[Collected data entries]
• • • • •

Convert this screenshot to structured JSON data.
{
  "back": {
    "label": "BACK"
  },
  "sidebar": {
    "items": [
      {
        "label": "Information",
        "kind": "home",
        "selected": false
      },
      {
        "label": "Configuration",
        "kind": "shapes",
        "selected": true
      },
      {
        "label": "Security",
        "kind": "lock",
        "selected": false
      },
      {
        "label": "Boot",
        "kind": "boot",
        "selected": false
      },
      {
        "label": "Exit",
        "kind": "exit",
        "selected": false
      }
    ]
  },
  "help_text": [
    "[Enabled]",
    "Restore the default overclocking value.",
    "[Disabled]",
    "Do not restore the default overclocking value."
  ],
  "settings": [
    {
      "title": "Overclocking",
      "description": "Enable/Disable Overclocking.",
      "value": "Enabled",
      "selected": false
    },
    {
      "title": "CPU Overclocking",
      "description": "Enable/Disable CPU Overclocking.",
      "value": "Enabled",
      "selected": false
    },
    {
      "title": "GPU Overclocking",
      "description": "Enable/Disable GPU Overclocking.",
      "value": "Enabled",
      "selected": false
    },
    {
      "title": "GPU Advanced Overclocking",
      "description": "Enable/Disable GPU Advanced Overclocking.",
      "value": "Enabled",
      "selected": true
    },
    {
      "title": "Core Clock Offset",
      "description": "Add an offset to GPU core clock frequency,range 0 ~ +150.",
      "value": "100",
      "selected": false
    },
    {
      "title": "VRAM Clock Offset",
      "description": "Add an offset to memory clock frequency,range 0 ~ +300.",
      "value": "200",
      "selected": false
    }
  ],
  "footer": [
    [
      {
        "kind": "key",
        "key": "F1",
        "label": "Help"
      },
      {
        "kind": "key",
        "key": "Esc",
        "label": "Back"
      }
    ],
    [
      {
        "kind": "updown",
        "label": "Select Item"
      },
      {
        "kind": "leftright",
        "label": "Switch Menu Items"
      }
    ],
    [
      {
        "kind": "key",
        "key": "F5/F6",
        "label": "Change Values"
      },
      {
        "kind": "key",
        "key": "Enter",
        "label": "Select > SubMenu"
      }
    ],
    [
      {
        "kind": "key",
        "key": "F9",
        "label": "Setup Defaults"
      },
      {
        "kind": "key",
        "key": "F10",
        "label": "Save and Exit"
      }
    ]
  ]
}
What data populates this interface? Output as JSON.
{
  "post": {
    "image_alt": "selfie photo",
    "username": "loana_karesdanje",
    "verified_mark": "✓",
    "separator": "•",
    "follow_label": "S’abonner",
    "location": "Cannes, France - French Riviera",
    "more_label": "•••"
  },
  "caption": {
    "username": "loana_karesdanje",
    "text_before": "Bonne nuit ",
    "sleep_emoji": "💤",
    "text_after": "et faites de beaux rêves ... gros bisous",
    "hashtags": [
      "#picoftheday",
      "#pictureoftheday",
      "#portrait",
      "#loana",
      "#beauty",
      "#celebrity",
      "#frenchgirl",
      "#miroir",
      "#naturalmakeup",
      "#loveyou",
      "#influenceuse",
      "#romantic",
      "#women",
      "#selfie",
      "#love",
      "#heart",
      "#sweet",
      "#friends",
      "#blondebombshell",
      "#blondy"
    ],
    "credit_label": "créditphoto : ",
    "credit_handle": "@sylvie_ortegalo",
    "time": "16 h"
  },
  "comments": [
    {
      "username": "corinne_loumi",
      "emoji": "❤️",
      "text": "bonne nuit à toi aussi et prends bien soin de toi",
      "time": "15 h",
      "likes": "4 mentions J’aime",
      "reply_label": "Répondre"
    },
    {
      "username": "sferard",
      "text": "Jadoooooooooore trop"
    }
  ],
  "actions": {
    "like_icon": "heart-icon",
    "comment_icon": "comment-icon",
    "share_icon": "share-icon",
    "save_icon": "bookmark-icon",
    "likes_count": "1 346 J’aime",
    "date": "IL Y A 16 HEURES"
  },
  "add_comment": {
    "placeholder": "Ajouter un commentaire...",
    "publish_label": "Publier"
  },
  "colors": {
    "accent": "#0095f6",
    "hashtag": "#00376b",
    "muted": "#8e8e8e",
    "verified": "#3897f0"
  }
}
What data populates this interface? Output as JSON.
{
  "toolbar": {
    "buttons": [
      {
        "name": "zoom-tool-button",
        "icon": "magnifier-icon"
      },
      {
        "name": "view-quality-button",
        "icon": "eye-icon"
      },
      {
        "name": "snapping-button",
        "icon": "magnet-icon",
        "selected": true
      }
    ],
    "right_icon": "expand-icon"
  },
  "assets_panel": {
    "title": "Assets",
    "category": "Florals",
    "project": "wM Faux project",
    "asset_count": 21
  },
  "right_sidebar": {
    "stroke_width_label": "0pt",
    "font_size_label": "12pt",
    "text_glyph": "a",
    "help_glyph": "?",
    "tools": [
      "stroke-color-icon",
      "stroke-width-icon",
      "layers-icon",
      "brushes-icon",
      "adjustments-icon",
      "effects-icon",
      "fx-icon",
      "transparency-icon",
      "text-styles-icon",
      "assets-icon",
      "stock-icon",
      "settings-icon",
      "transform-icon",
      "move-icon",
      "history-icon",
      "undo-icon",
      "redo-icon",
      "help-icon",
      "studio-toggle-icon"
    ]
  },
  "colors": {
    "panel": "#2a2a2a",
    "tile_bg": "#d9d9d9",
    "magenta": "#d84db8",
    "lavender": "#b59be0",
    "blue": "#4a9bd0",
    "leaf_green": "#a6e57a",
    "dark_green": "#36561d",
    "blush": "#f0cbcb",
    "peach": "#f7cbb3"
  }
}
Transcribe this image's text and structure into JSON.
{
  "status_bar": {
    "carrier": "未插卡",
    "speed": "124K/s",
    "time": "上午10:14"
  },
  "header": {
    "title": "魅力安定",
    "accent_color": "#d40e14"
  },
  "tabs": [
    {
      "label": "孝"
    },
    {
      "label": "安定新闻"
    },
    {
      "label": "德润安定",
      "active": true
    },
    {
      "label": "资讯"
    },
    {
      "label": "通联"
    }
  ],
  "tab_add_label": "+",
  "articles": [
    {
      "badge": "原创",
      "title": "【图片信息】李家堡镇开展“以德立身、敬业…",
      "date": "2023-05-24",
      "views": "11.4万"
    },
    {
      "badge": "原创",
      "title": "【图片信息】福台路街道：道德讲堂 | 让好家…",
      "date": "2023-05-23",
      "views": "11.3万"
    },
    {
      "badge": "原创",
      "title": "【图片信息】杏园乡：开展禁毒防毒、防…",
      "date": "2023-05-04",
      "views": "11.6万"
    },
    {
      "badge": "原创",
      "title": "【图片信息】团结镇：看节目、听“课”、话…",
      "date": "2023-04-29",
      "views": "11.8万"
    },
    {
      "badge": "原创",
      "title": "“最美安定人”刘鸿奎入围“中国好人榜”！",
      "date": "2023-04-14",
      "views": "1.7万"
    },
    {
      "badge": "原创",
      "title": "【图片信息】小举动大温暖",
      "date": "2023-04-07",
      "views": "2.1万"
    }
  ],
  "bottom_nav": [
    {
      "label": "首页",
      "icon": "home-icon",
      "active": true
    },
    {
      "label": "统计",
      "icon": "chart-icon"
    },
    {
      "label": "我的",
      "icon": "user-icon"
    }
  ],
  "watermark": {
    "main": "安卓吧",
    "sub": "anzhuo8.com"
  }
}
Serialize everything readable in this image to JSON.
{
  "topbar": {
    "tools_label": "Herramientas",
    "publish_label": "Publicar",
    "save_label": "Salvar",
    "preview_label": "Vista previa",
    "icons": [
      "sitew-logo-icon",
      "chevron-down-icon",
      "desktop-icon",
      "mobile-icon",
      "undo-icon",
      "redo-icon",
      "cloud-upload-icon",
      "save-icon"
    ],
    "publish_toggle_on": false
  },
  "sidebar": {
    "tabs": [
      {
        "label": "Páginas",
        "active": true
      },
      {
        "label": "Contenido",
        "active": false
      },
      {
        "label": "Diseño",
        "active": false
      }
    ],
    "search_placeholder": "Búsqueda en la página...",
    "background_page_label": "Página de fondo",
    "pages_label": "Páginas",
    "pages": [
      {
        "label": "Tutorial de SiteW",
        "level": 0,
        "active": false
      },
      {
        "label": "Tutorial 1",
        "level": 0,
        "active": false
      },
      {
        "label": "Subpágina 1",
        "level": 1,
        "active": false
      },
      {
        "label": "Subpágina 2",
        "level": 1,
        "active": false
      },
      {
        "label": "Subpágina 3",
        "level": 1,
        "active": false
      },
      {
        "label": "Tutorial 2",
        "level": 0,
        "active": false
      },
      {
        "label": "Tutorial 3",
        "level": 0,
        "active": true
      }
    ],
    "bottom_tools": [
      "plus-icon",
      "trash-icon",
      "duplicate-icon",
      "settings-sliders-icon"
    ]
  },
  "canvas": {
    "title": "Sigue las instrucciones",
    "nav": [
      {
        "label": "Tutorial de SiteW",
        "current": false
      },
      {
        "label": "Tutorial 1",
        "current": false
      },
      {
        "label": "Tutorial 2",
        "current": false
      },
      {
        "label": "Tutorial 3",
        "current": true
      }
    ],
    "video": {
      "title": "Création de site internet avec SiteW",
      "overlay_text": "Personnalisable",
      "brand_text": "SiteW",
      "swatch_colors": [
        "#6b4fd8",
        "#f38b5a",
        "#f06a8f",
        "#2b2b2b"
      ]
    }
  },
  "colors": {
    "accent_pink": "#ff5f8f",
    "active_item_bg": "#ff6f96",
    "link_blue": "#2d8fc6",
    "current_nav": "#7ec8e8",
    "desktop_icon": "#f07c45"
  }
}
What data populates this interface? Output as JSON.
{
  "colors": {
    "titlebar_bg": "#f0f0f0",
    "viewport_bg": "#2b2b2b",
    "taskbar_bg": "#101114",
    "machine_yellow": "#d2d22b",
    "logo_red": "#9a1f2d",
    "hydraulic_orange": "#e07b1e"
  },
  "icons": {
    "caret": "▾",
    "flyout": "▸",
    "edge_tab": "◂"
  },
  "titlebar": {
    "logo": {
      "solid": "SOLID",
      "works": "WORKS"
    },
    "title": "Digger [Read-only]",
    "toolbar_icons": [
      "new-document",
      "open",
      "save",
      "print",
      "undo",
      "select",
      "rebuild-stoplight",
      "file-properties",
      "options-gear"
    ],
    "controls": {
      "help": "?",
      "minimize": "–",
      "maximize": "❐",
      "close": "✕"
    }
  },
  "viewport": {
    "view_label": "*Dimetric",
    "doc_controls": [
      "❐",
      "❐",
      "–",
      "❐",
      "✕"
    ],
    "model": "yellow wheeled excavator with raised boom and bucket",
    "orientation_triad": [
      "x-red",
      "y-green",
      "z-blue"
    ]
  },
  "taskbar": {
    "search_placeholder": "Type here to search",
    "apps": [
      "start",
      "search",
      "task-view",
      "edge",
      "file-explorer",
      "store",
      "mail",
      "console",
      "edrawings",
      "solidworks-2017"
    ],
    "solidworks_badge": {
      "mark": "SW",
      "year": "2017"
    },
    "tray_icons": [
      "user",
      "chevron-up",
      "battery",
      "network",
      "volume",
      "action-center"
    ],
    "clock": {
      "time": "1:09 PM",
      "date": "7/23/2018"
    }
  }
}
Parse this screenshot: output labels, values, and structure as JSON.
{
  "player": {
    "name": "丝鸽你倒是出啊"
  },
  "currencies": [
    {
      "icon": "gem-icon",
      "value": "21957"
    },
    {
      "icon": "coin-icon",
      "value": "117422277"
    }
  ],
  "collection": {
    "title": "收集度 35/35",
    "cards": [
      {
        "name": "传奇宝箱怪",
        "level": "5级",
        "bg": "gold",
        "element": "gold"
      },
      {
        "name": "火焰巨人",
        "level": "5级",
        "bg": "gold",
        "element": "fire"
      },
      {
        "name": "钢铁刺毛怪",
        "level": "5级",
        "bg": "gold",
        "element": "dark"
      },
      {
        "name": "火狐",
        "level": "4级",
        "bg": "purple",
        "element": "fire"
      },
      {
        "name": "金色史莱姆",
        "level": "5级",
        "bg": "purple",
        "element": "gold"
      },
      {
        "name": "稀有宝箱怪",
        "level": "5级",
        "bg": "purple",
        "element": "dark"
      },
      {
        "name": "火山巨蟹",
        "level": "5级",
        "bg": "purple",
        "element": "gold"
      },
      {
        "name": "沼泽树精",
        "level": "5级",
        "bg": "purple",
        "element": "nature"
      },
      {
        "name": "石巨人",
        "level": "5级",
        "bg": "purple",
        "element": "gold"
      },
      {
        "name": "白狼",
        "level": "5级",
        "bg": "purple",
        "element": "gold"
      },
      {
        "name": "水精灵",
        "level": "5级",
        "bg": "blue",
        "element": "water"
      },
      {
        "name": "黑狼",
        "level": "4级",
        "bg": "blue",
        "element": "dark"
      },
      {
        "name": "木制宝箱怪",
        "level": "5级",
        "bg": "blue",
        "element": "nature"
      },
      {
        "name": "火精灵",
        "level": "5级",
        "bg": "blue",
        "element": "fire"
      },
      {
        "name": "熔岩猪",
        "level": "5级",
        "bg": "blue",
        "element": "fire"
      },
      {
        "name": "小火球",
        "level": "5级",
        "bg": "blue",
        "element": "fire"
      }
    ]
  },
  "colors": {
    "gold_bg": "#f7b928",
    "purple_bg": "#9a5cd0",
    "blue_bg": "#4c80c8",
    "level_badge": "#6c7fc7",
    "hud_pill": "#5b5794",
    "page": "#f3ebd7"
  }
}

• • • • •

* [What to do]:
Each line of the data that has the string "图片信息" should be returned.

* [Answer to this problem]:
      "title": "【图片信息】李家堡镇开展“以德立身、敬业…",
      "title": "【图片信息】福台路街道：道德讲堂 | 让好家…",
      "title": "【图片信息】杏园乡：开展禁毒防毒、防…",
      "title": "【图片信息】团结镇：看节目、听“课”、话…",
      "title": "【图片信息】小举动大温暖",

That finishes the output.